I’m not going to lie: I was really worried about going to Greece for a semester. Not because of the riots or the economic situation — the American media actually makes it seem a lot worse than it actually is. As far as the riots are concerned, Athens is one of the safest cities in Europe.
Anyone who’s been around me knows that I’m a shy person in the beginning. That coupled with the idea of going to a country with a completely different culture and language was a little intimidating. These thoughts didn’t last as my plane entered Athenian airspace.
One moment I was staring at these little ice crystals forming outside the plane on my window as we descended into a cloud. All of a sudden, I saw the vast expanse of mountainous faces reaching with all their might towards the sky as if they were all Titans struggling to free themselves from their prison beneath the Earth’s crust.
Outside, the warm sun had begun to slowly melt the ice crystals, turning them into happy little beads of water. In the same way, the worries that had been running through my head the entire day also began to melt into happy little beads of anticipation, wonder and hope.
As I looked down, every ounce of homesickness coursing through my veins dissolved into brief shards of memories from the last time I was in Greece. I then began to look forward to all that would happen in the months to come.
My first week here was strictly orientation: learning what to do and what not to do. I’ve only gotten lost once, which is a feat for someone as directionally impaired as I am. I have mastered the metro, the trolley, and the bus systems (more or less). My apartment is on a street with several amazing bakeries and shops. I’m even a few minutes away from the lovely Kallimamaro Stadium, and you can see the Acropolis from the classrooms.
I took a weekend trip to the island of Andros. The wind there was insane; I was almost blown off several times from a cliff and into the raging ocean. I also saw Bronze Age archaeological remains in the town of Ypsili, including several broken down houses with fire pits, a temple and an altar. There was also a 19th century olive mill that had been restored to its former glory, complete with a video of how olive oil was made back in the day — a lot of hard work!
I also saw a monastery on top of a mountain that was built in the 1000s! The story goes that two hermit monks were trying to find a place to worship where they would be close to God. They found an idol of the Virgin Mary and carried it to their camp. In the middle of the night, the idol began to glow and walked its way back to its original spot, the place where the monastery was later built.
The beaches here are gorgeous, if not a little deadly when the wind picks up sand and tosses it in your face. Getting to these beaches, however, involves many flights of stairs and steep inclines. At least I’ll stay fit! I also took a trip to the Temple of Poseidon in Sounio located on a cliff with the most beautiful seascape behind it.
The people in Athens are an interesting bunch. A good portion knows at least some English and can spot an American a kilometer away. Sometimes it’s difficult to engage them in Greek because they think it is easier to simply answer in English. There are some people who will let loose a small, pleased smile when you thank them or attempt to ask a question in their native tongue. For that smile, the mental agony of remembering words and the fear of saying something completely wrong is most definitely worth it.

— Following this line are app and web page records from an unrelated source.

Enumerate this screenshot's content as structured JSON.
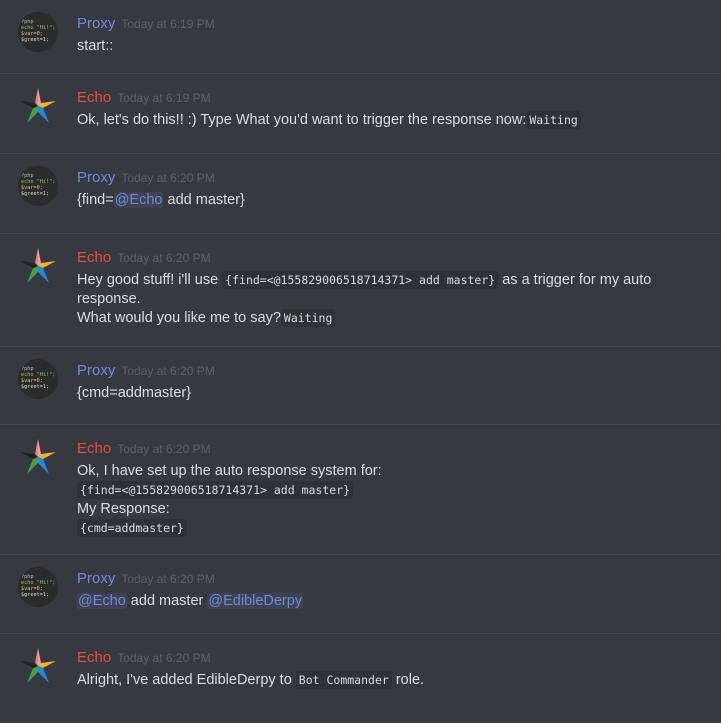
{
  "colors": {
    "proxy": "#7289da",
    "echo": "#e74c3c",
    "mention": "#7289da",
    "background": "#36393f",
    "code_bg": "#2f3136"
  },
  "avatars": {
    "proxy": {
      "icon": "php-code-avatar-icon",
      "lines": [
        "?php",
        "echo \"Hi!\";",
        "$var=0;",
        "$greet=1;"
      ]
    },
    "echo": {
      "icon": "colorful-star-avatar-icon"
    }
  },
  "messages": [
    {
      "author": "Proxy",
      "time": "Today at 6:19 PM",
      "parts": [
        {
          "t": "start::"
        }
      ]
    },
    {
      "author": "Echo",
      "time": "Today at 6:19 PM",
      "parts": [
        {
          "t": "Ok, let's do this!! :) Type What you'd want to trigger the response now:"
        },
        {
          "c": "Waiting"
        }
      ]
    },
    {
      "author": "Proxy",
      "time": "Today at 6:20 PM",
      "parts": [
        {
          "t": "{find="
        },
        {
          "m": "@Echo"
        },
        {
          "t": " add master}"
        }
      ]
    },
    {
      "author": "Echo",
      "time": "Today at 6:20 PM",
      "parts": [
        {
          "t": "Hey good stuff! i'll use "
        },
        {
          "c": "{find=<@155829006518714371> add master}"
        },
        {
          "t": " as a trigger for my auto response."
        },
        {
          "br": true
        },
        {
          "t": "What would you like me to say?"
        },
        {
          "c": "Waiting"
        }
      ]
    },
    {
      "author": "Proxy",
      "time": "Today at 6:20 PM",
      "parts": [
        {
          "t": "{cmd=addmaster}"
        }
      ]
    },
    {
      "author": "Echo",
      "time": "Today at 6:20 PM",
      "parts": [
        {
          "t": "Ok, I have set up the auto response system for:"
        },
        {
          "br": true
        },
        {
          "c": "{find=<@155829006518714371> add master}"
        },
        {
          "br": true
        },
        {
          "t": "My Response:"
        },
        {
          "br": true
        },
        {
          "c": "{cmd=addmaster}"
        }
      ]
    },
    {
      "author": "Proxy",
      "time": "Today at 6:20 PM",
      "parts": [
        {
          "m": "@Echo"
        },
        {
          "t": " add master "
        },
        {
          "m": "@EdibleDerpy"
        }
      ]
    },
    {
      "author": "Echo",
      "time": "Today at 6:20 PM",
      "parts": [
        {
          "t": "Alright, I've added EdibleDerpy to "
        },
        {
          "c": "Bot Commander"
        },
        {
          "t": " role."
        }
      ]
    }
  ]
}
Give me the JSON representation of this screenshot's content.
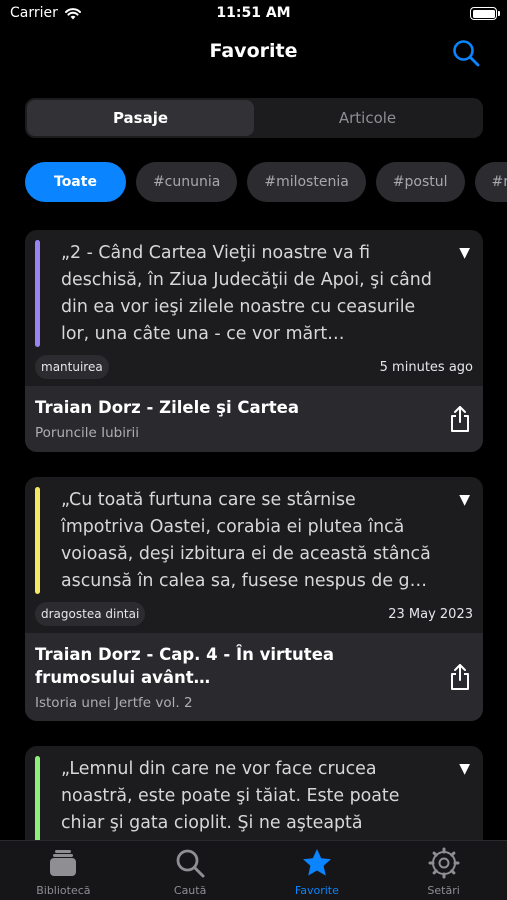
{
  "status": {
    "carrier": "Carrier",
    "time": "11:51 AM"
  },
  "nav": {
    "title": "Favorite"
  },
  "segments": [
    {
      "label": "Pasaje",
      "active": true
    },
    {
      "label": "Articole",
      "active": false
    }
  ],
  "chips": [
    "Toate",
    "#cununia",
    "#milostenia",
    "#postul",
    "#ru"
  ],
  "cards": [
    {
      "accent": "#9a84f2",
      "quote": "„2 - Când Cartea Vieţii noastre va fi deschisă, în Ziua Judecăţii de Apoi, şi când din ea vor ieşi zilele noastre cu ceasurile lor, una câte una - ce vor mărt…",
      "tag": "mantuirea",
      "date": "5 minutes ago",
      "title": "Traian Dorz - Zilele şi Cartea",
      "source": "Poruncile Iubirii"
    },
    {
      "accent": "#f5e663",
      "quote": "„Cu toată furtuna care se stârnise împotriva Oastei, corabia ei plutea încă voioasă, deşi izbitura ei de această stâncă ascunsă în calea sa, fusese nespus de g…",
      "tag": "dragostea dintai",
      "date": "23 May 2023",
      "title": "Traian Dorz - Cap. 4 - În virtutea frumosului avânt…",
      "source": "Istoria unei Jertfe vol. 2"
    },
    {
      "accent": "#8ef07a",
      "quote": "„Lemnul din care ne vor face crucea noastră, este poate şi tăiat. Este poate chiar şi gata cioplit. Şi ne aşteaptă",
      "tag": "",
      "date": "",
      "title": "",
      "source": ""
    }
  ],
  "tabs": [
    {
      "label": "Bibliotecă",
      "icon": "library-icon",
      "active": false
    },
    {
      "label": "Caută",
      "icon": "search-icon",
      "active": false
    },
    {
      "label": "Favorite",
      "icon": "star-icon",
      "active": true
    },
    {
      "label": "Setări",
      "icon": "gear-icon",
      "active": false
    }
  ],
  "colors": {
    "accent": "#0a84ff",
    "background": "#000000",
    "card": "#1c1c1e"
  }
}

I am looking forward to all the amazing things I will experience this term. Any worry or fear has settled down after my plane landed in Athens nearly two weeks ago. I can only wonder what treasures I will find in this city. Yeia sou!